Apple iPhone 6 AH 2

This week, Donald Trump claimed that he would impose a 35% tax on businesses producing their goods overseas but almost in the same breath, claimed he would support free trade. Following this, he stated: “We’re going to get Apple to build their damn computers in this country instead of other countries.” And on the face of it, this sounds like a perfect all-American Apple pie. It would create jobs in the North American economy, thus ensuring that the factories that build the devices offer good working conditions for employees. It would require investment into the North American economy on the part of Apple to build or refurbish existing factories. But dig a little deeper and this would assume that the President of the United States of America has the power to enforce companies to stop outsourcing and fundamentally change how the economy works.

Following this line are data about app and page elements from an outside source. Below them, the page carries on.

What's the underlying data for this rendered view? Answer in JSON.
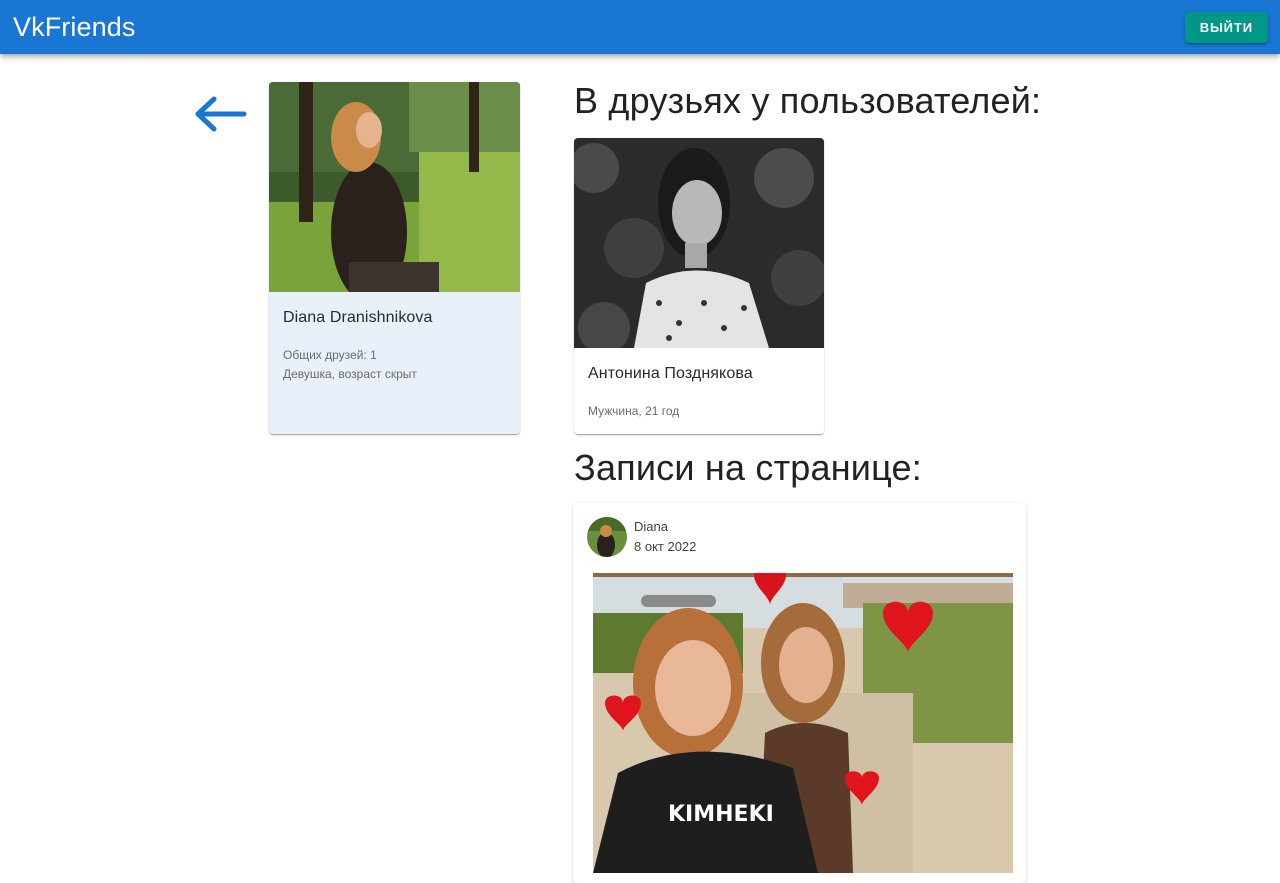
{
  "app": {
    "brand": "VkFriends",
    "logout_label": "Выйти",
    "accent_color": "#1976d2",
    "logout_color": "#009688"
  },
  "nav": {
    "back_icon": "arrow-left-icon"
  },
  "profile": {
    "name": "Diana Dranishnikova",
    "mutual_friends": "Общих друзей: 1",
    "info": "Девушка, возраст скрыт"
  },
  "friends_section": {
    "title": "В друзьях у пользователей:",
    "items": [
      {
        "name": "Антонина Позднякова",
        "info": "Мужчина, 21 год"
      }
    ]
  },
  "posts_section": {
    "title": "Записи на странице:",
    "items": [
      {
        "author": "Diana",
        "date": "8 окт 2022"
      }
    ]
  }
}
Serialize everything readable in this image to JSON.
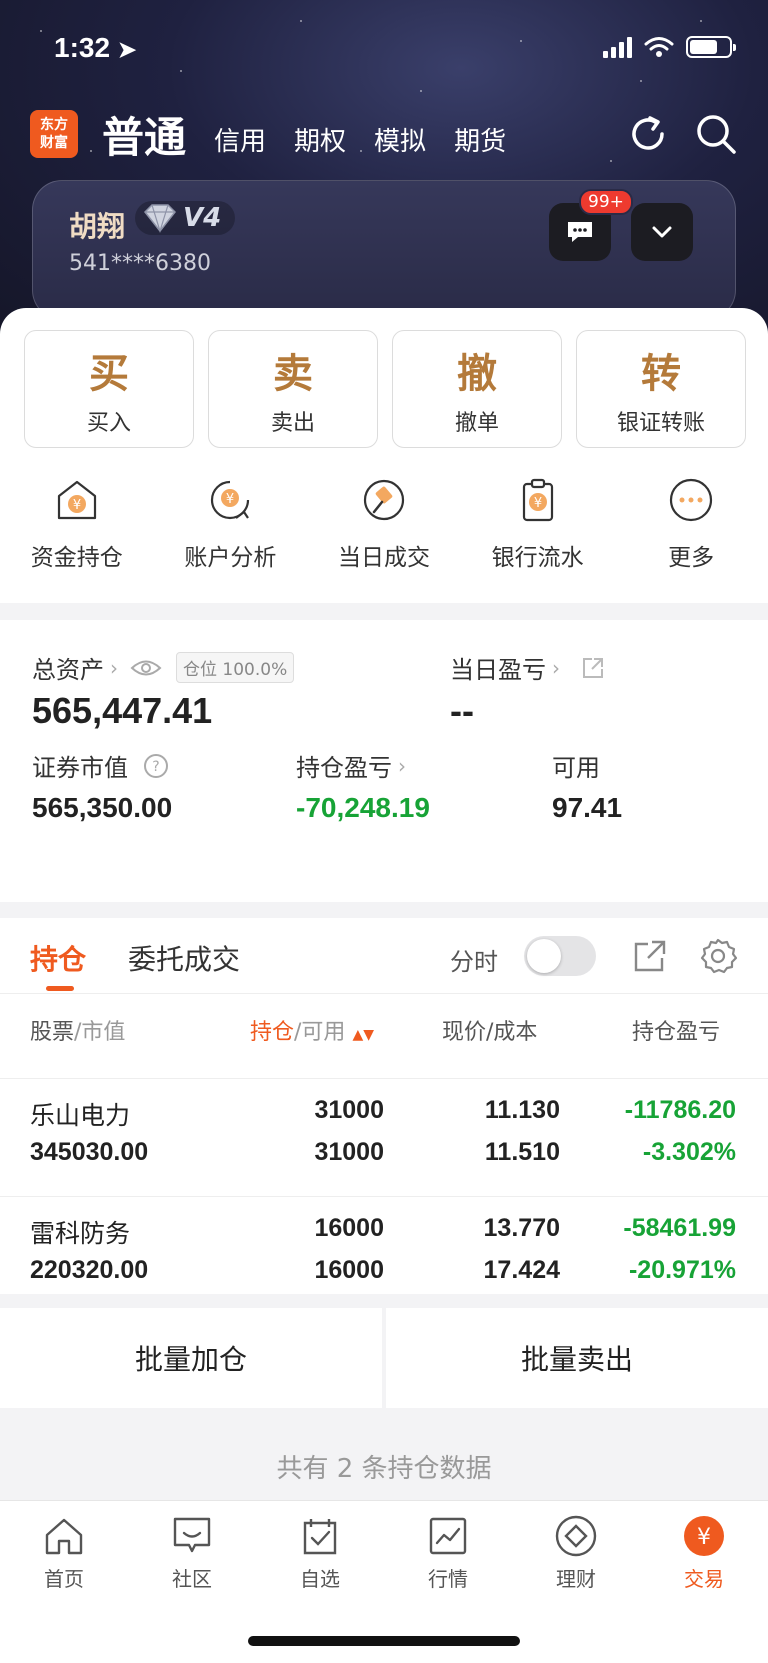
{
  "status": {
    "time": "1:32"
  },
  "brand": {
    "logo_text": "东方财富"
  },
  "header": {
    "tabs": [
      {
        "label": "普通"
      },
      {
        "label": "信用"
      },
      {
        "label": "期权"
      },
      {
        "label": "模拟"
      },
      {
        "label": "期货"
      }
    ]
  },
  "account": {
    "name": "胡翔",
    "level": "V4",
    "number": "541****6380",
    "message_badge": "99+"
  },
  "actions": [
    {
      "big": "买",
      "label": "买入"
    },
    {
      "big": "卖",
      "label": "卖出"
    },
    {
      "big": "撤",
      "label": "撤单"
    },
    {
      "big": "转",
      "label": "银证转账"
    }
  ],
  "quick": [
    {
      "label": "资金持仓",
      "icon": "wallet-yen-icon"
    },
    {
      "label": "账户分析",
      "icon": "analysis-yen-icon"
    },
    {
      "label": "当日成交",
      "icon": "gavel-icon"
    },
    {
      "label": "银行流水",
      "icon": "clipboard-yen-icon"
    },
    {
      "label": "更多",
      "icon": "more-icon"
    }
  ],
  "assets": {
    "total_label": "总资产",
    "position_tag": "仓位 100.0%",
    "total_value": "565,447.41",
    "daily_pnl_label": "当日盈亏",
    "daily_pnl_value": "--",
    "market_value_label": "证券市值",
    "market_value": "565,350.00",
    "holding_pnl_label": "持仓盈亏",
    "holding_pnl": "-70,248.19",
    "available_label": "可用",
    "available": "97.41"
  },
  "positions": {
    "tab_active": "持仓",
    "tab_inactive": "委托成交",
    "fenshi_label": "分时",
    "headers": {
      "stock": "股票",
      "market": "/市值",
      "hold": "持仓",
      "avail": "/可用",
      "price": "现价/成本",
      "pnl": "持仓盈亏"
    },
    "rows": [
      {
        "name": "乐山电力",
        "market_value": "345030.00",
        "hold": "31000",
        "avail": "31000",
        "price": "11.130",
        "cost": "11.510",
        "pnl": "-11786.20",
        "pnl_pct": "-3.302%"
      },
      {
        "name": "雷科防务",
        "market_value": "220320.00",
        "hold": "16000",
        "avail": "16000",
        "price": "13.770",
        "cost": "17.424",
        "pnl": "-58461.99",
        "pnl_pct": "-20.971%"
      }
    ],
    "batch_add": "批量加仓",
    "batch_sell": "批量卖出",
    "footer": "共有 2 条持仓数据"
  },
  "tabbar": [
    {
      "label": "首页",
      "icon": "home-icon"
    },
    {
      "label": "社区",
      "icon": "community-icon"
    },
    {
      "label": "自选",
      "icon": "watchlist-icon"
    },
    {
      "label": "行情",
      "icon": "market-chart-icon"
    },
    {
      "label": "理财",
      "icon": "wealth-diamond-icon"
    },
    {
      "label": "交易",
      "icon": "trade-yen-icon"
    }
  ],
  "colors": {
    "accent": "#ef5a1f",
    "gold": "#b47a3a",
    "loss_green": "#17a336"
  }
}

Ultimately, the reason why businesses outsource their manufacturing into overseas economies is because of profit margins. Labor and employment costs are cheaper in other markets and in the case of Apple, there’s a 30% profit margin to maintain on each device sold not to mention hungry stockholders to reward with dividends. Apple are far from being alone in this regard. The United States of America is also far from alone in this respect, as Western businesses have been outsourcing manufacturing to other parts of the world for decades. Presumably, Donald Trump targeted Apple as they are seen as one of the more successful American companies, but there are plenty of American technology companies that outsource their manufacturing and design elements into overseas markets. If sweeping changes were made to the North American economy in order to penalize those businesses outsourcing products, this would make the country less attractive for businesses. We may see businesses relocate to other parts of the world.


We have seen an example of a Government working towards encouraging inwards investment in the shape of India, and in particular the Make In India campaign. This is designed to reward those businesses building devices in India to sell to the Indian market, rather than importing them. It’s the reason why many smartphone manufacturers have been setting up factories and distribution networks in India. The Indian economy is certainly different to North America, but perhaps a moderated Trump approach (could there be such a thing?) might work as a means of encouraging Apple to build its devices on American soil, using American workers? It would have to be a carefully crafted set of policies and legislation and might take years to put into place.